Propellerhead ReBirth Free Download, Torrent!

Propellerheads Software has released ReBirth for free! You can download this program at the ReBirth Museum, a website setup to illustrate the history, community and development of ReBirth. It looks like Propellerheads will be focusing on Reason now.

Propellerheads Rebirth
The Propellerhead’s Rebirth Software Synthesizer.

On September 1, 2005, Propellerhead Software announced that the era or ReBirth had come to an end and create the Rebirth Museum to commemorate its history. Visitors are welcome to tour the website, learn about it’s developers and community, and take home a special memento: ReBirth RB 338- itself!

Continue reading Propellerhead ReBirth Free Download, Torrent!

Buchla 200e Modular, Moog Synthesizer Demo

Buchla 200e Modular Synth
The 200e Modular Synth.

On this week’s podcast from Science Friday, Ira Flatow hosted a segment about Remembering Bob Moog. Check out the article or listen to the mp3 download. Some of the highlights are discussed below. The guest on the show was Lawrence Fritts, who is the director of the Electronic Music Studios at The University of Iowa.

He pointed out that there was actually simultaneous development of the first voltage controlled modular synthesizer at the same time as Bob Moog was working on the Moog Modular. On the other side of America, Don Buchla was busy with his own modular synth creation. Buchla and Moog had agreed to share credit for the development of the modular synth. A quick peak of Buchla’s site, I found this gem, the 200e Electric Music Box.

Continue reading Buchla 200e Modular, Moog Synthesizer Demo

We Will Miss You, Bob Moog

Bob Moog EurekaBob Moog, known as the “father of the synthesizer,” passed away at the age of 71 at his home in Asheville, N.C. yesterday evening. Moog was diagnosed with brain cancer this April and was undergoing radiation treatment and chemotherapy. News spread in late July about his battle with cancer.

You would be hard pressed to find an electronic musician who didn’t admire Bob Moog or respect everything he did not only for the electronic music community, but, music in general.
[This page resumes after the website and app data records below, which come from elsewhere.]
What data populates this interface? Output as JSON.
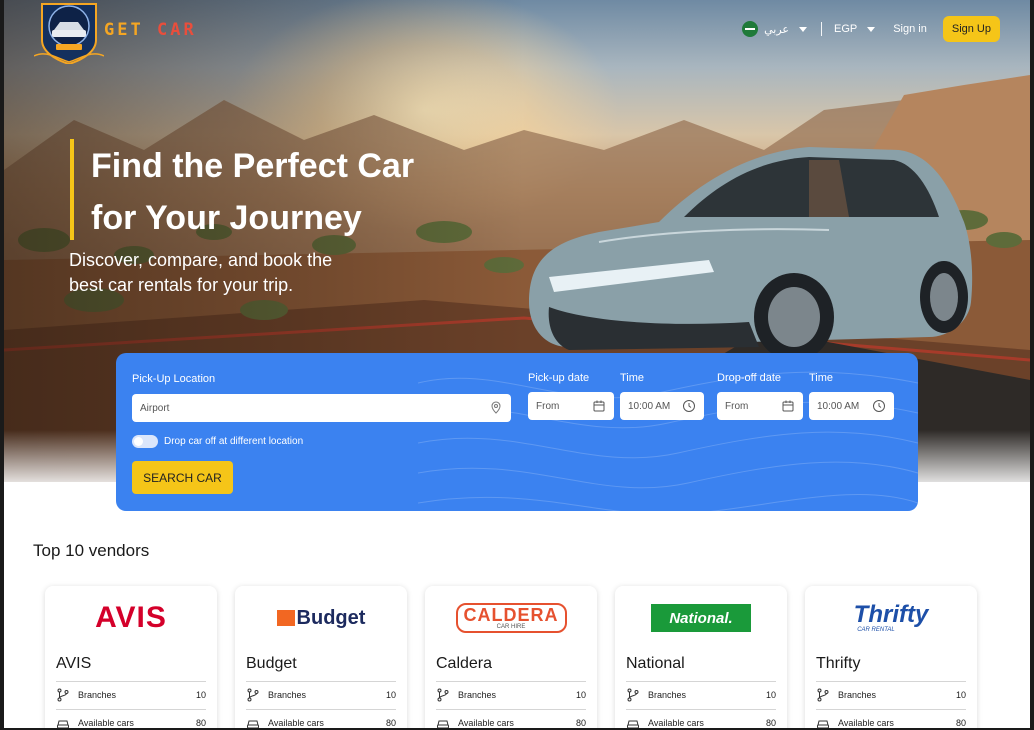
{
  "header": {
    "brand": [
      "GET",
      " ",
      "CAR"
    ],
    "language": "عربي",
    "currency": "EGP",
    "signin": "Sign in",
    "signup": "Sign Up"
  },
  "hero": {
    "headline_line1": "Find the Perfect Car",
    "headline_line2": "for Your Journey",
    "subtitle": "Discover, compare, and book the best car rentals for your trip."
  },
  "search": {
    "pickup_location_label": "Pick-Up Location",
    "pickup_location_placeholder": "Airport",
    "pickup_date_label": "Pick-up date",
    "pickup_date_placeholder": "From",
    "pickup_time_label": "Time",
    "pickup_time_value": "10:00 AM",
    "dropoff_date_label": "Drop-off date",
    "dropoff_date_placeholder": "From",
    "dropoff_time_label": "Time",
    "dropoff_time_value": "10:00 AM",
    "different_location_label": "Drop car off at different location",
    "different_location_on": false,
    "button": "SEARCH CAR"
  },
  "vendors": {
    "title": "Top 10 vendors",
    "branches_label": "Branches",
    "cars_label": "Available cars",
    "items": [
      {
        "name": "AVIS",
        "branches": "10",
        "cars": "80"
      },
      {
        "name": "Budget",
        "branches": "10",
        "cars": "80"
      },
      {
        "name": "Caldera",
        "branches": "10",
        "cars": "80"
      },
      {
        "name": "National",
        "branches": "10",
        "cars": "80"
      },
      {
        "name": "Thrifty",
        "branches": "10",
        "cars": "80"
      }
    ]
  },
  "logos": {
    "avis": "AVIS",
    "budget": "Budget",
    "caldera_main": "CALDERA",
    "caldera_sub": "CAR HIRE",
    "national": "National.",
    "thrifty_main": "Thrifty",
    "thrifty_sub": "CAR RENTAL"
  },
  "colors": {
    "accent": "#f5c518",
    "panel": "#3b82f0",
    "avis": "#d4002a",
    "budget_orange": "#f26722",
    "budget_navy": "#1c2a5e",
    "caldera": "#e6512f",
    "national": "#1a9a3a",
    "thrifty": "#1d4fa8"
  }
}
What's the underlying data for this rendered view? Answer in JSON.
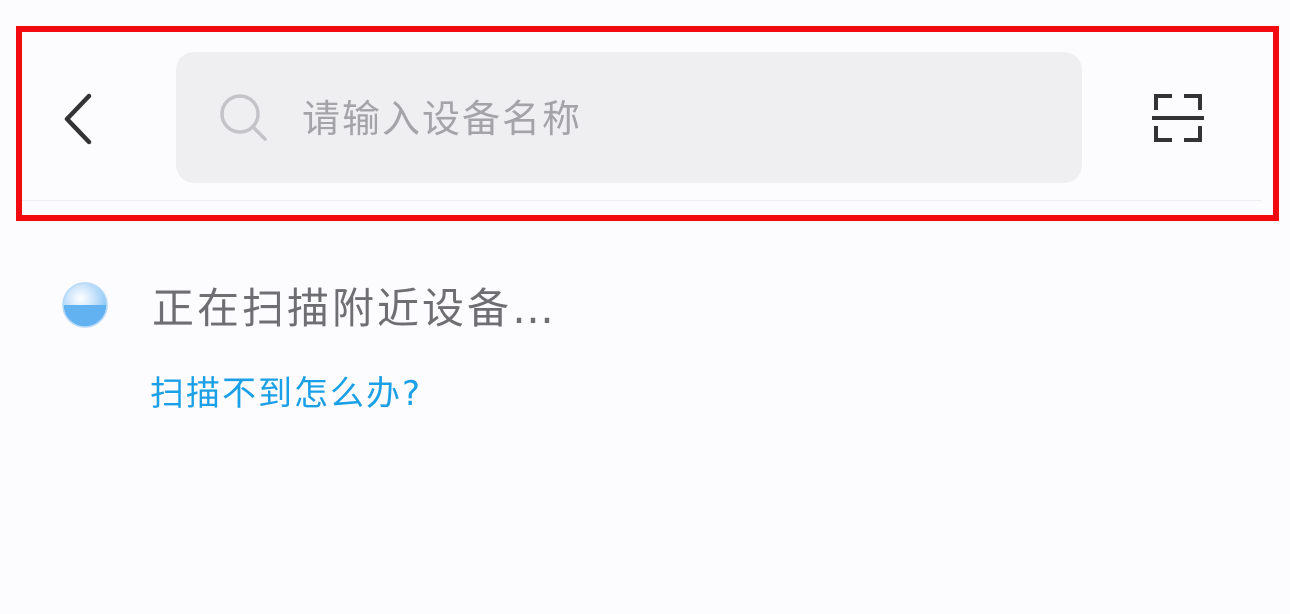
{
  "header": {
    "back_icon": "chevron-left-icon",
    "search": {
      "placeholder": "请输入设备名称",
      "value": "",
      "icon": "search-icon"
    },
    "scan_icon": "scan-frame-icon"
  },
  "scan_status": {
    "icon": "spinner-icon",
    "text": "正在扫描附近设备…"
  },
  "help_link": {
    "label": "扫描不到怎么办?"
  },
  "colors": {
    "highlight_border": "#f20a10",
    "link": "#1aa0e6",
    "search_bg": "#efeff1",
    "spinner": "#4aa8f0"
  }
}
Moog synthesizers have been used by very big artists including, but not limited to: The Beatles, Pink Floyd, The Beach Boys, Depeche Mode, Trent Reznor, Stevie Wonder, Herbie Hancock, Phil Collins, Frank Zappa etc.

Continue reading We Will Miss You, Bob Moog

Aesop Rock – Fast Cars, Danger, Fire and Knives Review

Aesop Rock - Fast Cars, Danger, Fire and Knives

Score: 8.0

Add Blue Distortion to the list of “journalists critiquing his first eight bars.” The Fast Cars, Danger, Fire and Knives EP is Aesop Rock’s latest addition to the independent label Definitive Jux’s ever growing collection of mind expanding, eclectic hip hop. We can continue to hear Aesop progress into something new and fresh, following closely to the electronic and obscure sound of Bazooka Tooth. While there are only 7 songs on the EP, it includes an 88-page book highlighting all of Aesop Rock’s lyrics from Float to Fast Cars. The phrase “Now it takes a dancing bear jumping through flaming hoops to even make em buy the god-forsaken single!” from the Daylight EP comes to mind.

Continue reading Aesop Rock – Fast Cars, Danger, Fire and Knives Review

Salvador Dali – Ange Pi-Mesonic Review

Salvador Dali can be credited for being one of the greatest surrealist artists of all time. One of his accomplishments, Ange Pi-Mesonic, in my opinion, is truly one of his greatest and least praised works as an artist. The title of the picture can be translated as Pi-Mesonic Angel, a very strange yet suitable title. The word meson alludes to a class of elementary subatomic particles that participate in strong interactions, which forms the basis of the painting. This work is vigorous, effectual, and full of energy. It is a depiction of nuclear chaotic forces interacting in perfect unison.

Ange Pi-Mesonic was started in 1957 and completed in 1958. A vast majority of Dali’s pieces are oil on canvas. This illustration is just a little bigger than a regular sheet of paper. He used ink, pencil and a small amount of gouache to complete this piece. The picture may represent a dream of his, as most of his works appear to do. There is no real style association here, but it was labeled as divisionistic art. This does not adequately classify the drawing because divisionism is defined as a sub genre of neoimpressionism in which colors are divided into their components and mechanically arranged so that the eye organizes the shape. The eye cannot organize the shape of this piece, and thus the expectation that there is more than the basis of divisionism at work here. Divisionism, as defined from a scientific view, was a principle studied by Werner Heisenburg. This scientist suggested that matter might have several forms harmoniously coexisting within a single structure. It is strange that a scientific principle can label the work instead of a style of painting such as impressionism or renaissance.

Continue reading Salvador Dali – Ange Pi-Mesonic Review